The comfort and unobtrusiveness of the products are also essential. As I have mentioned, some Catapult models are criticised for hindering the athletes that wear them by being too tight. The comfort of any product is an obvious one, but unobtrusiveness is critical when it comes to sport. Most sports require a huge about of physical movement and having a product get in the way would be problematic. I have come across a number of sport-based wearables that have implemented their technologies into already existing sport specific equipment. Smart-foam, and FIT-guard have incorporated sensors into helmets and mouthguards respectively for American football. Skiing is a sport that is a prime example for incorporating technology into pre-existing equipment. Oakley have developed a pair of goggles, the ‘Airwave’, that have a discreet heads-up display with GPS location, speed and other useful information. Rossignol have developed skis that use embedded sensors to provide feedback on your technique. Another essential feature of wearables in sport is the visualisation of data to the user. The product is only useful if the user can benefit from its use. In the example of Oakley’s Airwave goggles, the information is presented to the user whilst the sport is taking place, but for most performance analysis-based wearables, the data is used post-activity. The presentation of data from a wearable can turn an otherwise great bit of design into something impractical and clunky.
There is a lot of concern amidst the boom in the use of wearable technology in sport about the impact that athlete monitoring has on the life of the athletes outside of their sport.
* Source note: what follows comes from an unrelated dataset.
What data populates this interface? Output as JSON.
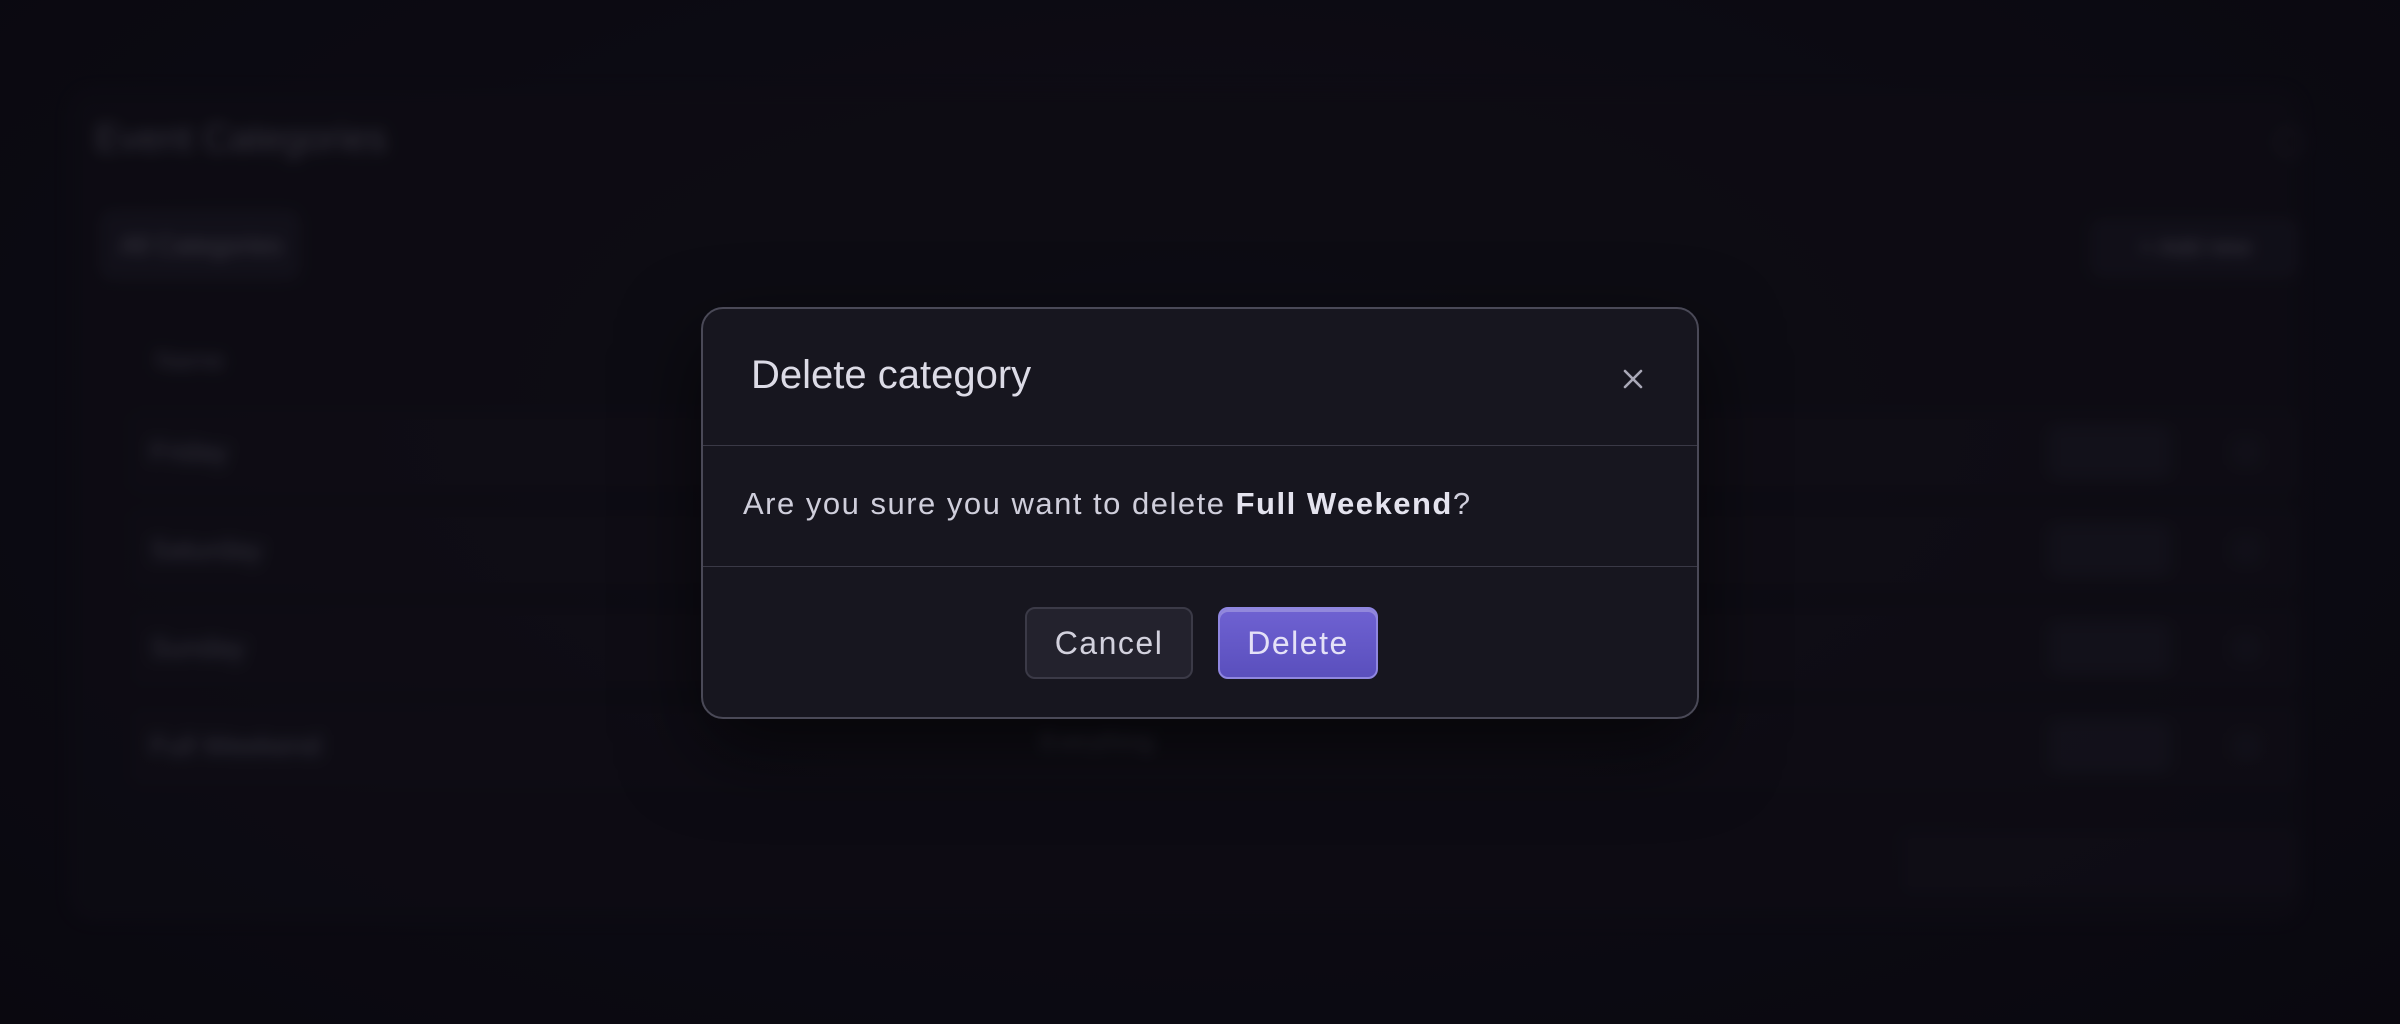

From a financial point of view, some devices that monitor minute details of an athlete’s performance, can potentially impact how much athletes earn. Brian Bulcke, a defensive linesman in the Canadian Football League, told The Guardian that despite being at the top of his game, he could see a decrease in pay during contract negotiations. This won’t be due to any particular drop in form, but based on “macro patterns related to age, injury history and previously undetectable biometric data.”
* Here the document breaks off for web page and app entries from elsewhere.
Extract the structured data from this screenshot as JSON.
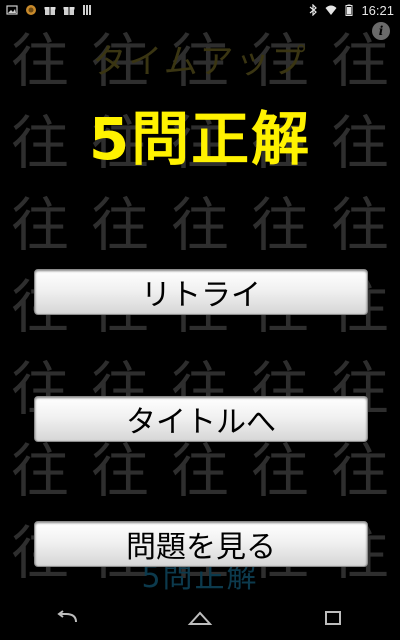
{
  "status_bar": {
    "time": "16:21",
    "left_icons": [
      "gallery-icon",
      "coin-icon",
      "gift-icon",
      "gift-icon",
      "signal-icon"
    ],
    "right_icons": [
      "bluetooth-icon",
      "wifi-icon",
      "battery-icon"
    ]
  },
  "game": {
    "background_glyph": "往",
    "overlay_top": "タイムアップ",
    "result_headline": "5問正解",
    "overlay_bottom": "5問正解",
    "colors": {
      "headline": "#fff200",
      "background_glyph": "#2e2e2e",
      "overlay_top": "#3a3512",
      "overlay_bottom": "#0c3a4d"
    }
  },
  "buttons": {
    "retry": "リトライ",
    "to_title": "タイトルへ",
    "view_questions": "問題を見る"
  },
  "info_icon": "i",
  "nav_bar": {
    "icons": [
      "back-icon",
      "home-icon",
      "recent-apps-icon"
    ]
  }
}
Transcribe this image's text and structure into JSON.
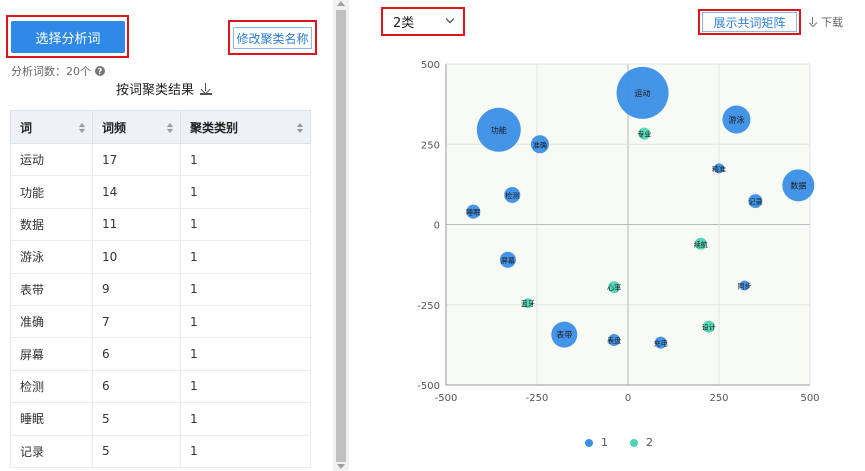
{
  "left": {
    "select_words_label": "选择分析词",
    "rename_cluster_label": "修改聚类名称",
    "word_count_text": "分析词数：20个",
    "result_title": "按词聚类结果",
    "table": {
      "headers": [
        "词",
        "词频",
        "聚类类别"
      ],
      "rows": [
        [
          "运动",
          "17",
          "1"
        ],
        [
          "功能",
          "14",
          "1"
        ],
        [
          "数据",
          "11",
          "1"
        ],
        [
          "游泳",
          "10",
          "1"
        ],
        [
          "表带",
          "9",
          "1"
        ],
        [
          "准确",
          "7",
          "1"
        ],
        [
          "屏幕",
          "6",
          "1"
        ],
        [
          "检测",
          "6",
          "1"
        ],
        [
          "睡眠",
          "5",
          "1"
        ],
        [
          "记录",
          "5",
          "1"
        ]
      ]
    }
  },
  "right": {
    "cluster_select_value": "2类",
    "show_matrix_label": "展示共词矩阵",
    "download_label": "下载"
  },
  "colors": {
    "primary": "#2e8ae6",
    "cluster1": "#3a8ee6",
    "cluster2": "#4ed4b4",
    "highlight_red": "#e0141e"
  },
  "chart_data": {
    "type": "scatter",
    "title": "",
    "xlabel": "",
    "ylabel": "",
    "xlim": [
      -500,
      500
    ],
    "ylim": [
      -500,
      500
    ],
    "x_ticks": [
      "-500",
      "-250",
      "0",
      "250",
      "500"
    ],
    "y_ticks": [
      "500",
      "250",
      "0",
      "-250",
      "-500"
    ],
    "grid": true,
    "legend": "bottom",
    "series": [
      {
        "name": "1",
        "color": "#3a8ee6",
        "points": [
          {
            "label": "运动",
            "x": 40,
            "y": 410,
            "size": 17
          },
          {
            "label": "功能",
            "x": -355,
            "y": 295,
            "size": 14
          },
          {
            "label": "数据",
            "x": 468,
            "y": 122,
            "size": 11
          },
          {
            "label": "游泳",
            "x": 298,
            "y": 327,
            "size": 10
          },
          {
            "label": "表带",
            "x": -175,
            "y": -343,
            "size": 9
          },
          {
            "label": "准确",
            "x": -242,
            "y": 250,
            "size": 7
          },
          {
            "label": "屏幕",
            "x": -330,
            "y": -110,
            "size": 6
          },
          {
            "label": "检测",
            "x": -318,
            "y": 92,
            "size": 6
          },
          {
            "label": "睡眠",
            "x": -425,
            "y": 40,
            "size": 5
          },
          {
            "label": "记录",
            "x": 350,
            "y": 73,
            "size": 5
          },
          {
            "label": "精准",
            "x": 250,
            "y": 175,
            "size": 3
          },
          {
            "label": "同步",
            "x": 320,
            "y": -190,
            "size": 3
          },
          {
            "label": "表盘",
            "x": -38,
            "y": -360,
            "size": 4
          },
          {
            "label": "充电",
            "x": 90,
            "y": -368,
            "size": 4
          }
        ]
      },
      {
        "name": "2",
        "color": "#4ed4b4",
        "points": [
          {
            "label": "专业",
            "x": 45,
            "y": 283,
            "size": 4
          },
          {
            "label": "续航",
            "x": 200,
            "y": -60,
            "size": 4
          },
          {
            "label": "心率",
            "x": -38,
            "y": -195,
            "size": 4
          },
          {
            "label": "蓝牙",
            "x": -275,
            "y": -245,
            "size": 3
          },
          {
            "label": "设计",
            "x": 222,
            "y": -318,
            "size": 4
          }
        ]
      }
    ]
  }
}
There is also a concern in the intrusion of such devices into a professional athlete’s personal life. As sport is their profession, and that most athlete’s get paid handsomely for what they do, there is little concern over their athletic performance being recorded and stored, especially as sport is primarily a form of entertainment for the public. According to Bulcke, the line gets crossed when athlete’s personal data such as diet and sleep pattern are recorded. He says that in his experience of athlete monitoring, they are often treated a little like guinea pigs, and are just expected to play ball (excuse the pun). The over scrutinization of players can have a very negative impact on their welfare, particularly their mental health, outside of the sport.